The group erupted (in Spanish) into a debate about whether these holes were indeed defects or, more likely, desirable and fitting effects, appropriate to the design of the space.
Obviously, the client’s wishes take priority, but the aesthetes in the group felt obligated to protest that these holes were effects as in “something designed to produce a distinctive or desired impression.”
Well, OK. Barcelona is the home of many iconoclastic and magnificent works by Gaudi (depicted tile). And, let’s not forget Salvador Dali’s limp watches! Nor, Picasso and his incoherent, at times, outpourings.
And, if we want to get any more quixotic, there’s my hero the Don, and his sidekick, Pancho Sanza who may still be wandering around Andalusia battling windmills.
So, I get the impulse.
In my career, I’ve worked in places where arguments over quotidian points would consume weeks.
Like a dog chasing its tail, there was no sense of urgency – other than for catching the tail.
Instead of resolution, there was yet another argument, yet another reason for more exploration and discussion.
What’s the leader’s role?
Surely, there is one. Or, is it to await a group’s decision, however interminable the wait?
No, a leader’s role is to make things urgent.
There is a time to call a halt and declare:
“Basta! Vote!
Hands up for defect. Hands up for effect.
If you do not vote, I will make the decision.”
I do not know the outcome of the Barcelona imbroglio but am hopeful the wall got painted.

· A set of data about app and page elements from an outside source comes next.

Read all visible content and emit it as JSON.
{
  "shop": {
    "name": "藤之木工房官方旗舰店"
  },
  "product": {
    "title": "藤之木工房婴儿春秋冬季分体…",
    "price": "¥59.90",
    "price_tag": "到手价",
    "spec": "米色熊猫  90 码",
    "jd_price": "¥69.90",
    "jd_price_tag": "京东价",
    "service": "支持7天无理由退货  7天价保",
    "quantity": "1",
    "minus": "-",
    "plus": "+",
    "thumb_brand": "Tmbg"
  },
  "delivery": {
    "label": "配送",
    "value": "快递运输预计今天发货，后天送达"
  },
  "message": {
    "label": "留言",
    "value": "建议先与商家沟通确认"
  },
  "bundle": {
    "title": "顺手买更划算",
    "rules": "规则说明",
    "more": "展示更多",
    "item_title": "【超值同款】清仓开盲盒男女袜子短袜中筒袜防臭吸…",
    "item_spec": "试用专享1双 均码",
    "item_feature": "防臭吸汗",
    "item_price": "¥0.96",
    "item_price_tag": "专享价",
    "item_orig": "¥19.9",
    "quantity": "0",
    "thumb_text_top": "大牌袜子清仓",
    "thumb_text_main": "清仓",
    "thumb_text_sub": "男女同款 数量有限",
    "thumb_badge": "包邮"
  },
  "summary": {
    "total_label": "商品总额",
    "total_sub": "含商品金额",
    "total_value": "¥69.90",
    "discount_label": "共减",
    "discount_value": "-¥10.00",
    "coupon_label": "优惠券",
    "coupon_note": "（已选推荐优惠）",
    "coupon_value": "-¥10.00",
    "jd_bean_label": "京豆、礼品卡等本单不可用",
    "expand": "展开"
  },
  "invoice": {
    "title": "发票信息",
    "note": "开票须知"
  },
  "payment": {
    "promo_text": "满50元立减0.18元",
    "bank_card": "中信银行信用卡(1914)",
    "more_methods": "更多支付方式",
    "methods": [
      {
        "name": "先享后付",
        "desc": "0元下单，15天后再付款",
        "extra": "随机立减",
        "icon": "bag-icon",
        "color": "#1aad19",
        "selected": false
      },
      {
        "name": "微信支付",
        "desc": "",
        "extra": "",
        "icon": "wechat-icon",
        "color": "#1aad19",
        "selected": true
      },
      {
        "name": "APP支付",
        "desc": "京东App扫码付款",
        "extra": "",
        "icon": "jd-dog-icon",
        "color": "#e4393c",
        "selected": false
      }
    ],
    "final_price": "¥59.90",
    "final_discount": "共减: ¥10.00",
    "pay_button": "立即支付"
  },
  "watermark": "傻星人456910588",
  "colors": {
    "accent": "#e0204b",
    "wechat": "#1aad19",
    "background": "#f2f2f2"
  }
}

Copyright. John Lubans. 2022.

Lessing’s THE OSTRICH*

Posted by jlubans on June 06, 2022  •  Leave comment (0)

THE arrow-swift Reindeer once saw an Ostrich, and said: "There is nothing remarkable about the way in which the Ostrich runs.
But it is quite likely that he flies much better."
At another time the Eagle saw the Ostrich, and said:
"To be sure the Ostrich cannot fly, but I dare say that he may run rather well."

How often do we see this in the workplace?
When I mentioned how something I did was well received one supervisor responded: “Oh., yeah, what you do there is notable, (adding sotto voce) but not much else”.
The hand writing was on the wall, as they say and it was more like what you find on the side of passing boxcar than on a certificate of merit.
In the theater of the absurd which we call Performance Appraisal, there’s even a label for this systemic error: Self Serving Bias.
Generally, I’ve used the term to describe the not unusual phenomenon in which the evaluator inflates the evaluation scores of his employees to gain credit himself for their performance. “See, my team is really hot stuff”
Lessing’s high-flying eagle - seeing as how the ostrich can’t fly - is magnanimous in suggesting the ostrich runs well.
But, the swift (and jealous) reindeer minimizes the ostrich’s excellent running speed, instead, suggesting the ostrich “flies much better” even though he can’t.
Self-serving bias on display.

*Source: Lessing, Fables, Translated by G. Moir Bussey in Cooper, Frederic Taber, editor (1864-1937), “An argosy of fables; a representative selection from the fable literature of every age and land”. New York: Frederick A. Stokes Company. 1921.


And, don’t forget Lubans' book on democratic workplaces, Leading from the Middle

© Copyright text by John Lubans 2022